Problem statement ▸ Top to bottom, give the entries again exactly as written.

** Opening Data extracts block **

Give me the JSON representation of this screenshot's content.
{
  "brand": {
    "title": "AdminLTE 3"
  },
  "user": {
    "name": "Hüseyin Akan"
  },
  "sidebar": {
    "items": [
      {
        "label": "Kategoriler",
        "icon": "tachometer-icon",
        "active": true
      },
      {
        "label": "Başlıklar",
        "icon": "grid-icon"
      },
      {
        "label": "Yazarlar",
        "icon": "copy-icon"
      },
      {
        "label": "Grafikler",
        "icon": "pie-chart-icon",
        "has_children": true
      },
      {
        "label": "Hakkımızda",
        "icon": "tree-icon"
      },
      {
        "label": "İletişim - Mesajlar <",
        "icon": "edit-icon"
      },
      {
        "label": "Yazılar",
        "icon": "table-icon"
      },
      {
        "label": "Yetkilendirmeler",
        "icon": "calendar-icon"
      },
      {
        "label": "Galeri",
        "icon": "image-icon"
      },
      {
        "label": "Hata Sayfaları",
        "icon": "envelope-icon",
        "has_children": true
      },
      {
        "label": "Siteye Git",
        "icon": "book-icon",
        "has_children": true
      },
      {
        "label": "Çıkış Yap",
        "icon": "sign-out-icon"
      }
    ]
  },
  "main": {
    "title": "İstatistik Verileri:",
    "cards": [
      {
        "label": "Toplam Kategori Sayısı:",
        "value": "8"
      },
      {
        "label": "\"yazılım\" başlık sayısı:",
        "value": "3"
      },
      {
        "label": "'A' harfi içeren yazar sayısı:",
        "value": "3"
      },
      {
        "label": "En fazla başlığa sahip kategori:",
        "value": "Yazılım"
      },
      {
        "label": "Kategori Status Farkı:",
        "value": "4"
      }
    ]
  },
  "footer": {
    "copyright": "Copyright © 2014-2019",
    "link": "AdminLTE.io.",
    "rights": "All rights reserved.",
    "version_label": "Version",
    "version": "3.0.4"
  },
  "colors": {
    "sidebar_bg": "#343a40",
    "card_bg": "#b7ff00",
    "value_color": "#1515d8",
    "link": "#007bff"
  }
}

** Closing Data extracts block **

Output for this exercise ▸
Give me the JSON representation of this screenshot's content.
{
  "brand": {
    "title": "AdminLTE 3"
  },
  "user": {
    "name": "Hüseyin Akan"
  },
  "sidebar": {
    "items": [
      {
        "label": "Kategoriler",
        "icon": "tachometer-icon",
        "active": true
      },
      {
        "label": "Başlıklar",
        "icon": "grid-icon"
      },
      {
        "label": "Yazarlar",
        "icon": "copy-icon"
      },
      {
        "label": "Grafikler",
        "icon": "pie-chart-icon",
        "has_children": true
      },
      {
        "label": "Hakkımızda",
        "icon": "tree-icon"
      },
      {
        "label": "İletişim - Mesajlar <",
        "icon": "edit-icon"
      },
      {
        "label": "Yazılar",
        "icon": "table-icon"
      },
      {
        "label": "Yetkilendirmeler",
        "icon": "calendar-icon"
      },
      {
        "label": "Galeri",
        "icon": "image-icon"
      },
      {
        "label": "Hata Sayfaları",
        "icon": "envelope-icon",
        "has_children": true
      },
      {
        "label": "Siteye Git",
        "icon": "book-icon",
        "has_children": true
      },
      {
        "label": "Çıkış Yap",
        "icon": "sign-out-icon"
      }
    ]
  },
  "main": {
    "title": "İstatistik Verileri:",
    "cards": [
      {
        "label": "Toplam Kategori Sayısı:",
        "value": "8"
      },
      {
        "label": "\"yazılım\" başlık sayısı:",
        "value": "3"
      },
      {
        "label": "'A' harfi içeren yazar sayısı:",
        "value": "3"
      },
      {
        "label": "En fazla başlığa sahip kategori:",
        "value": "Yazılım"
      },
      {
        "label": "Kategori Status Farkı:",
        "value": "4"
      }
    ]
  },
  "footer": {
    "copyright": "Copyright © 2014-2019",
    "link": "AdminLTE.io.",
    "rights": "All rights reserved.",
    "version_label": "Version",
    "version": "3.0.4"
  },
  "colors": {
    "sidebar_bg": "#343a40",
    "card_bg": "#b7ff00",
    "value_color": "#1515d8",
    "link": "#007bff"
  }
}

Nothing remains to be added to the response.